§ **Exercise directions**: Would you retype all of these records exactly?

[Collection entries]
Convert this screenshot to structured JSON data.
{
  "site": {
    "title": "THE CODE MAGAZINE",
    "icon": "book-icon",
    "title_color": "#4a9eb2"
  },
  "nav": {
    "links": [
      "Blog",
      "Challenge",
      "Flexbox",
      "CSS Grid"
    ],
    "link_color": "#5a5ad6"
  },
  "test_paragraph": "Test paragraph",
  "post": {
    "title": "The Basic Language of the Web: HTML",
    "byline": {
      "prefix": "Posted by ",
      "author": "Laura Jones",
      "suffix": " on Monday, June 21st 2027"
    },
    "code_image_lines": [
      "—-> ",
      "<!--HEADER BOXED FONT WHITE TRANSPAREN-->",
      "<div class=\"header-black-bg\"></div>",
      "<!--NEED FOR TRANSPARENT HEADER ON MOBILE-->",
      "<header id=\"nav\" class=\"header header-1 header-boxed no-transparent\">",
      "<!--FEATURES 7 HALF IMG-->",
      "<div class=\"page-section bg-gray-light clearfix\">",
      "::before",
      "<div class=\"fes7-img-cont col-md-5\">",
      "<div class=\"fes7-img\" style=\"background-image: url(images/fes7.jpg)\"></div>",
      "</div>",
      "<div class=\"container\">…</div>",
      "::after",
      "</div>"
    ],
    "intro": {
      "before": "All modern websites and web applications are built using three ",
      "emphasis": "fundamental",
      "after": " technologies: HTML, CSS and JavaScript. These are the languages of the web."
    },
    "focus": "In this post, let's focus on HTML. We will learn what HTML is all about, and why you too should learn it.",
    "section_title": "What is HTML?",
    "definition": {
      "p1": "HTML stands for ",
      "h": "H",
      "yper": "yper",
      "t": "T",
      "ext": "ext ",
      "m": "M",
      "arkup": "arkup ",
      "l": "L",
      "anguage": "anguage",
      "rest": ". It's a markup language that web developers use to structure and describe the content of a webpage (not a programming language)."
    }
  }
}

§ **Result**:
Convert this screenshot to structured JSON data.
{
  "site": {
    "title": "THE CODE MAGAZINE",
    "icon": "book-icon",
    "title_color": "#4a9eb2"
  },
  "nav": {
    "links": [
      "Blog",
      "Challenge",
      "Flexbox",
      "CSS Grid"
    ],
    "link_color": "#5a5ad6"
  },
  "test_paragraph": "Test paragraph",
  "post": {
    "title": "The Basic Language of the Web: HTML",
    "byline": {
      "prefix": "Posted by ",
      "author": "Laura Jones",
      "suffix": " on Monday, June 21st 2027"
    },
    "code_image_lines": [
      "—-> ",
      "<!--HEADER BOXED FONT WHITE TRANSPAREN-->",
      "<div class=\"header-black-bg\"></div>",
      "<!--NEED FOR TRANSPARENT HEADER ON MOBILE-->",
      "<header id=\"nav\" class=\"header header-1 header-boxed no-transparent\">",
      "<!--FEATURES 7 HALF IMG-->",
      "<div class=\"page-section bg-gray-light clearfix\">",
      "::before",
      "<div class=\"fes7-img-cont col-md-5\">",
      "<div class=\"fes7-img\" style=\"background-image: url(images/fes7.jpg)\"></div>",
      "</div>",
      "<div class=\"container\">…</div>",
      "::after",
      "</div>"
    ],
    "intro": {
      "before": "All modern websites and web applications are built using three ",
      "emphasis": "fundamental",
      "after": " technologies: HTML, CSS and JavaScript. These are the languages of the web."
    },
    "focus": "In this post, let's focus on HTML. We will learn what HTML is all about, and why you too should learn it.",
    "section_title": "What is HTML?",
    "definition": {
      "p1": "HTML stands for ",
      "h": "H",
      "yper": "yper",
      "t": "T",
      "ext": "ext ",
      "m": "M",
      "arkup": "arkup ",
      "l": "L",
      "anguage": "anguage",
      "rest": ". It's a markup language that web developers use to structure and describe the content of a webpage (not a programming language)."
    }
  }
}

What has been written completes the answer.